While the day of the small independent bookstore may not yet be over, I find the odds to be so heavily in favor of failure that I almost certainly won't be risking any of my savings in an attempt to live my bookstore dream. I've seen several such ventures open and close in the last two years just in my section of north Houston and, while some of them did appear to be under funded from the start, they seemed to fail more often than not because of the high rents charged to them when their original leases expired.
But thankfully, some brave folks do seem to be surviving, if not necessarily thriving, in their own quests to live the dream.
Back in the dim, distant days of 1997, Amazon.com was just getting its feet wet. That same year, three ambitious Manhattan business people entered waters not easily survived. Cliff Simms, his wife Dorothea von Moltke and Chris Doeblin opened a book shop - Labyrinth Books - near Columbia University in New York City....
Statistics can help to put this bold move into perspective: In 2006, 97 new independent booksellers opened shop in the United States - and more than 100 independent bookstores closed.
Indy proprietors are delighted that the gap is closing.
The new shop didn't go over too well with Yale University, since it introduced direct competition to its designated Barnes & Noble bookseller. Even without Yale's support, Labyrinth Books has weathered the storm. Soon, it might even reach profitability....
Though a balance sheet scripted in black ink would be nice, co-principal Dorothea von Moltke admits that although it has taken a while to find their footing, business is on the ascendant.
To von Moltke (Yale College '90), "New Haven is a town with rhythms that you have to figure out. Working with the Yale calendar and around events in the city is something we've been working on."
Katie Trumpener, an English and comparative literature professor at Yale, supports independent booksellers such as Labyrinth Books.I honestly do believe that independent bookstores provide a service to their communities that none of the big chain bookstores are capable of providing. In order to survive, independents will have to become part of the community, not just a storefront that rents space there. It is all about service, community goodwill and being much more than just a retailer. My local Barnes & Noble makes an effort in that direction but will forever be limited by what the corporate powers will allow. Now if I could just find a couple of rich partners to bankroll me...
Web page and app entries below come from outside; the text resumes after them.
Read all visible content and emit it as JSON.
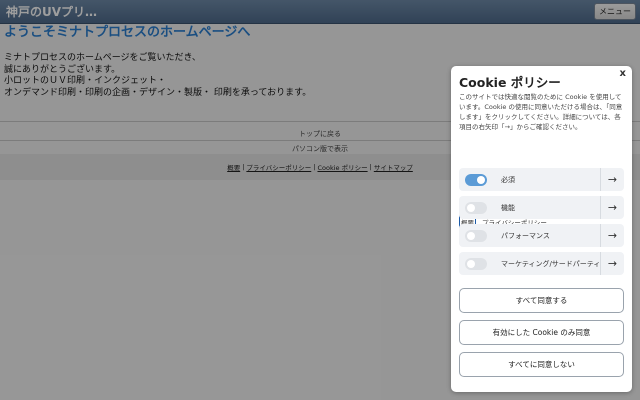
{
  "header": {
    "site_title": "神戸のUVプリ…",
    "menu_label": "メニュー"
  },
  "main": {
    "welcome": "ようこそミナトプロセスのホームページへ",
    "intro_lines": [
      "ミナトプロセスのホームページをご覧いただき、",
      "誠にありがとうございます。",
      "小ロットのＵＶ印刷・インクジェット・",
      "オンデマンド印刷・印刷の企画・デザイン・製版・ 印刷を承っております。"
    ],
    "back_to_top": "トップに戻る",
    "pc_version": "パソコン版で表示"
  },
  "footer": {
    "links": [
      "概要",
      "プライバシーポリシー",
      "Cookie ポリシー",
      "サイトマップ"
    ],
    "separator": "|"
  },
  "cookie_panel": {
    "title": "Cookie ポリシー",
    "close": "x",
    "description": "このサイトでは快適な閲覧のために Cookie を使用しています。Cookie の使用に同意いただける場合は、「同意します」をクリックしてください。詳細については、各項目の右矢印「→」からご確認ください。",
    "link_summary": "概要",
    "link_privacy": "プライバシーポリシー",
    "categories": [
      {
        "label": "必須",
        "enabled": true
      },
      {
        "label": "機能",
        "enabled": false
      },
      {
        "label": "パフォーマンス",
        "enabled": false
      },
      {
        "label": "マーケティング/サードパーティ",
        "enabled": false
      }
    ],
    "arrow": "→",
    "buttons": {
      "accept_all": "すべて同意する",
      "accept_selected": "有効にした Cookie のみ同意",
      "reject_all": "すべてに同意しない"
    }
  },
  "colors": {
    "accent_blue": "#2a7fd0",
    "toggle_on": "#5b9bd6",
    "header_bar": "#5b7798"
  }
}
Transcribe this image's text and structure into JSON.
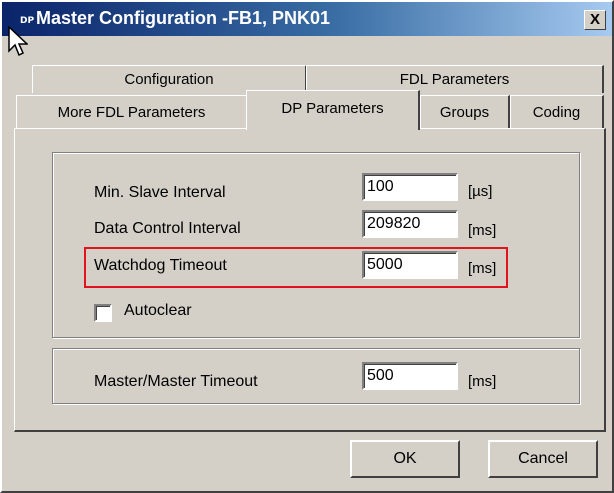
{
  "window": {
    "title": "Master Configuration  -FB1, PNK01",
    "icon_label": "DP",
    "close_label": "X"
  },
  "tabs": {
    "row_back": [
      {
        "label": "Configuration"
      },
      {
        "label": "FDL Parameters"
      }
    ],
    "row_front": [
      {
        "label": "More FDL Parameters"
      },
      {
        "label": "DP Parameters",
        "active": true
      },
      {
        "label": "Groups"
      },
      {
        "label": "Coding"
      }
    ]
  },
  "dp_parameters": {
    "min_slave_interval": {
      "label": "Min. Slave Interval",
      "value": "100",
      "unit": "[µs]"
    },
    "data_control_interval": {
      "label": "Data Control Interval",
      "value": "209820",
      "unit": "[ms]"
    },
    "watchdog_timeout": {
      "label": "Watchdog Timeout",
      "value": "5000",
      "unit": "[ms]"
    },
    "autoclear": {
      "label": "Autoclear",
      "checked": false
    },
    "master_master_timeout": {
      "label": "Master/Master Timeout",
      "value": "500",
      "unit": "[ms]"
    }
  },
  "buttons": {
    "ok": "OK",
    "cancel": "Cancel"
  },
  "colors": {
    "highlight": "#e0141e",
    "title_start": "#0a246a",
    "title_end": "#a6caf0",
    "face": "#d4d0c8"
  },
  "icons": {
    "app": "dp-app-icon",
    "close": "close-icon",
    "cursor": "mouse-pointer-icon"
  }
}
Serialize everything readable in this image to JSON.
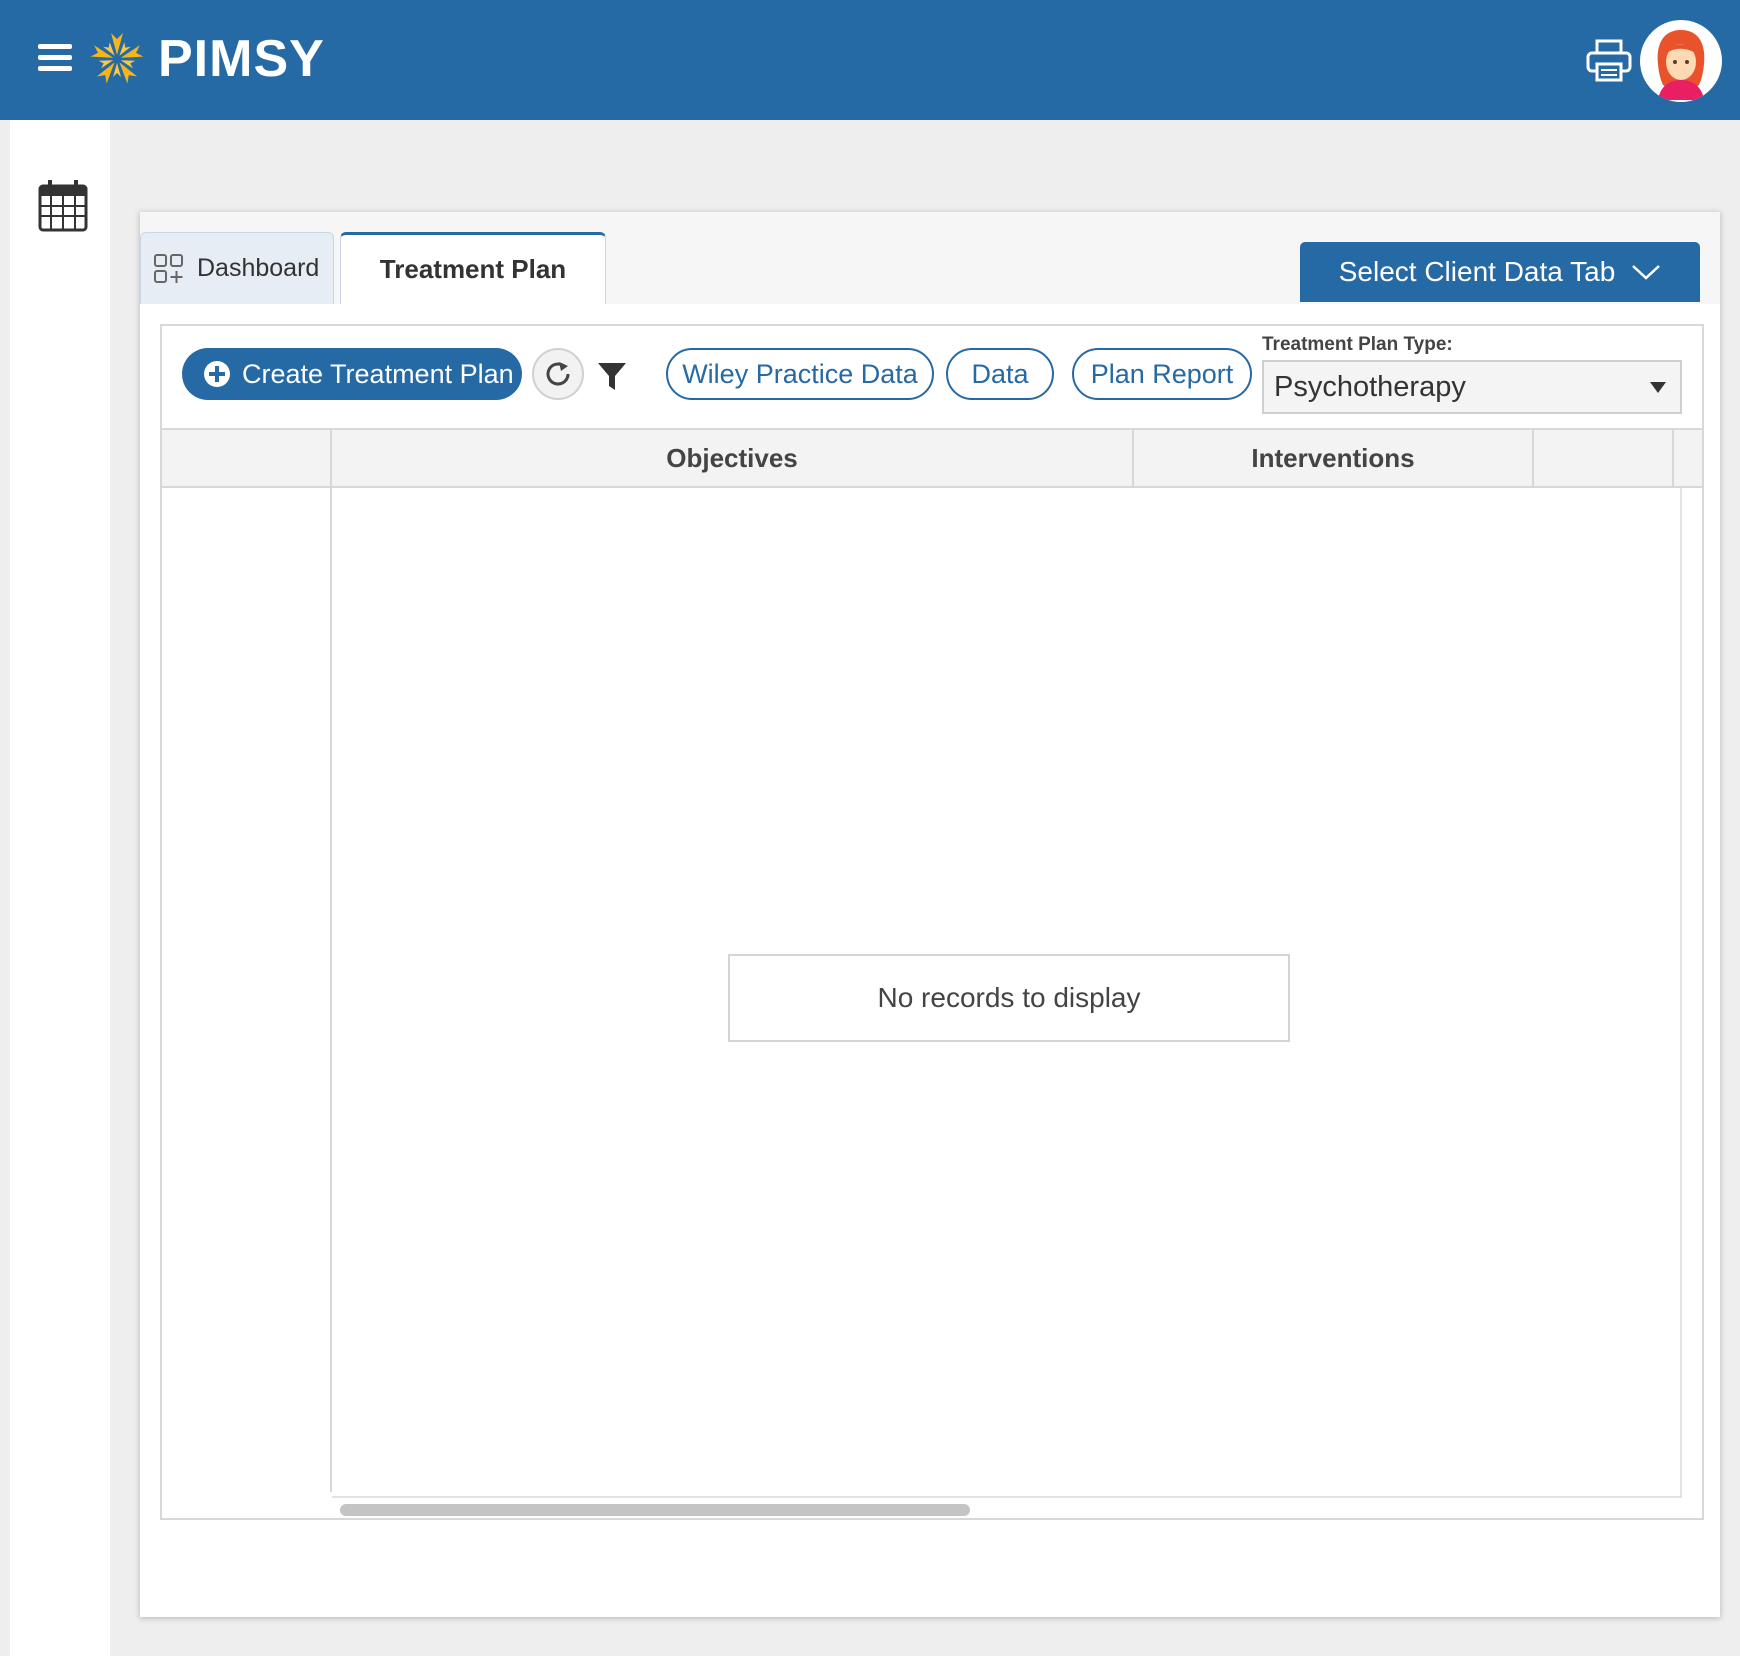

"With a chain bookstore, somebody far away is choosing, somewhat generically, what books will be available to people based on whatever has sold elsewhere," asserts Trumpener. "The independent bookseller has an independent frame of reference and is going to be gearing its stock much more closely to the local community. That is important in providing a framework with books that people might never otherwise come across."